(8) Battlestations: Midway

Battlestations: Midway

This is a game that offers up on a plate a beautifully multi-faceted approach to WWII conflict in the pacific. It isn’t a simulation by any means – this game’s focus is much more on the dramatic, with third-person battle cinematics that give any rival game a run for their money. There’s still a hefty amount of strategy involved here however, since taking control of a fleet as a commander requires that you properly allocate your assets (such as your submarines, aircraft, and other vessels) to suit the variety of combat situations you’ll be coming across.

What Midway lacks in realism, it makes up for in stunning and often epic arcade style as well as offering both single and multiplayer gameplay. It’s also not too strong in the audio effects department, even if the visuals are very pleasing to the eye.

(9) Battlestations Pacific

Battlestations Pacific

If the 60 or so units of Battlestations: Midway impressed you, then you might also enjoy the 100 or so different units of assets that Battlestations: Pacific Offers.

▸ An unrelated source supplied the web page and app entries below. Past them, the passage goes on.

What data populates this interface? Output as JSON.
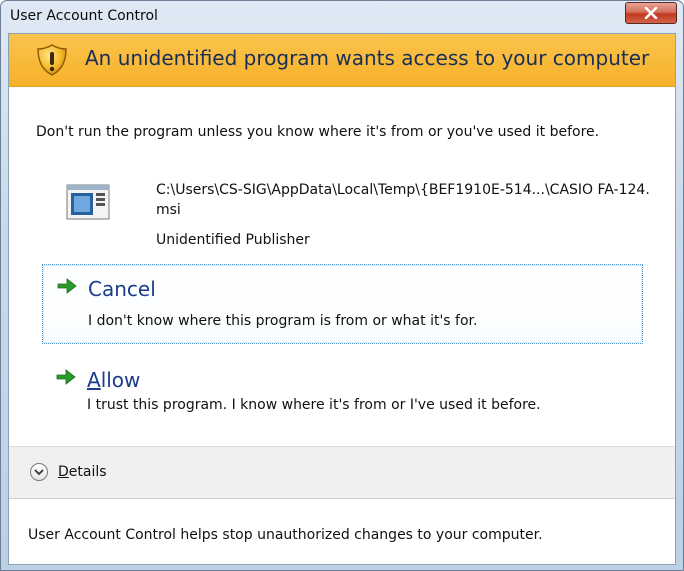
{
  "window": {
    "title": "User Account Control",
    "close_symbol": "X"
  },
  "banner": {
    "icon": "shield-warning-icon",
    "text": "An unidentified program wants access to your computer",
    "color": "#f6b12a"
  },
  "warning": "Don't run the program unless you know where it's from or you've used it before.",
  "program": {
    "icon": "program-window-icon",
    "path": "C:\\Users\\CS-SIG\\AppData\\Local\\Temp\\{BEF1910E-514...\\CASIO FA-124.msi",
    "publisher": "Unidentified Publisher"
  },
  "options": {
    "cancel": {
      "title": "Cancel",
      "description": "I don't know where this program is from or what it's for."
    },
    "allow": {
      "title_accel": "A",
      "title_rest": "llow",
      "description": "I trust this program. I know where it's from or I've used it before."
    }
  },
  "details": {
    "accel": "D",
    "rest": "etails"
  },
  "footer": "User Account Control helps stop unauthorized changes to your computer.",
  "colors": {
    "arrow_green": "#2a9a2a",
    "link_blue": "#1b3c8a",
    "close_red": "#c0391f"
  }
}
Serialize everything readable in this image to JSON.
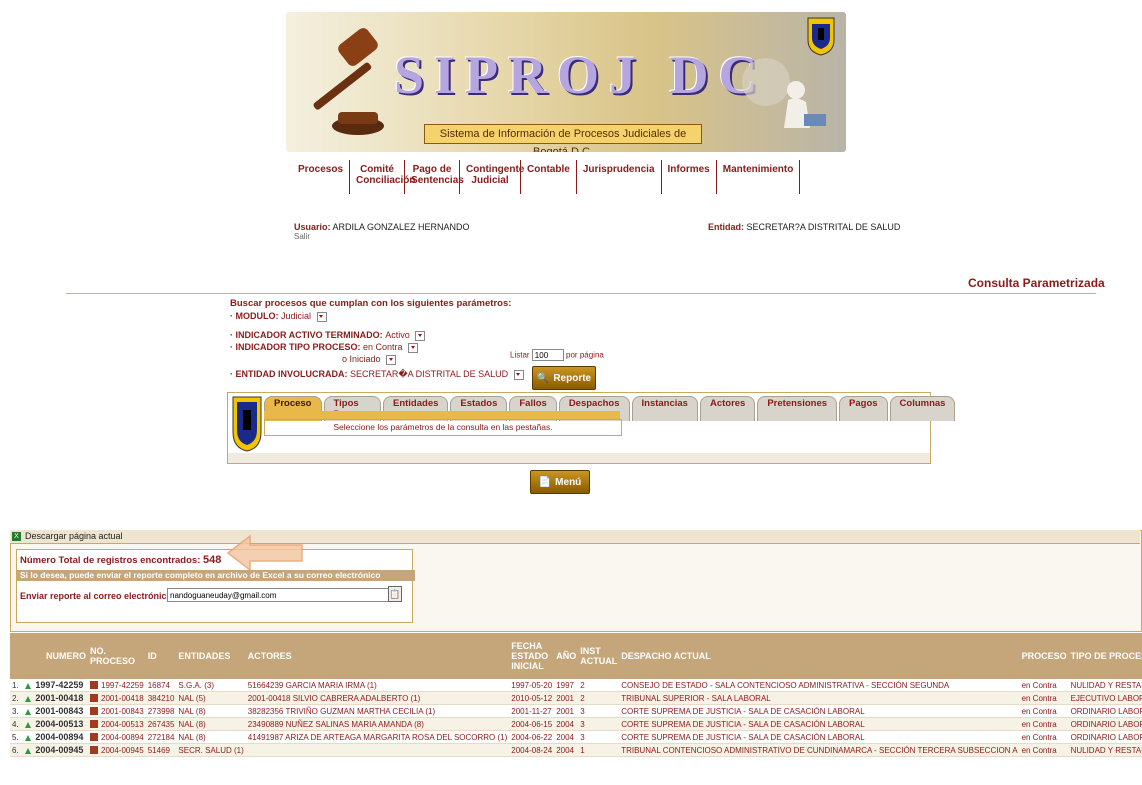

The problem with trying to enjoy a game like this is that there are many other games set in the Pacific Theater, and this game doesn’t do much to separate itself from its rivals. It’s still got great arcade-level gameplay with a surprising amount of depth for a game of this style, but the unnatural and clunky-feeling controls may annoy more than they amuse.

(10) Victory at Sea

Victory at Sea

There’s a narrative style in Victory at Sea that becomes pronounced from the very beginning where you choose from several characters to assume the role of. These don’t make too much different however since you’re still playing the same missions regardless, and all with a real-time strategy approach that you just really want to love. The problem is that its attempt at trying to blend an RTS-like framework with the ability to control the action in a battle dynamically doesn’t quite work.

You still get to control a nice load of different vessels, each with varying weapons that you can use in your efforts to dominate the seas, but this isn’t a game deserving of a higher place in this list.

Conclusion

There was never any doubt about Empire: Total War taking the top spot in this top 10: it is leagues above the rest when it comes to all-round strategy, plus the sheer gravitas that the Total War brand holds is enough to win it top spot in itself. Command: Modern Air/Naval Operations is a game of equal quality but in a different field: that of the simulator, and one with enough detail and depth to knock Napoleon: Total War to number 3.

The top 3 are really the games you should be aiming to experience if you only have the money for a few, but gems like Silent Hunter 4 and Dangerous Waters really ought to get some consideration if you’re after some truly great submarine warfare simulation.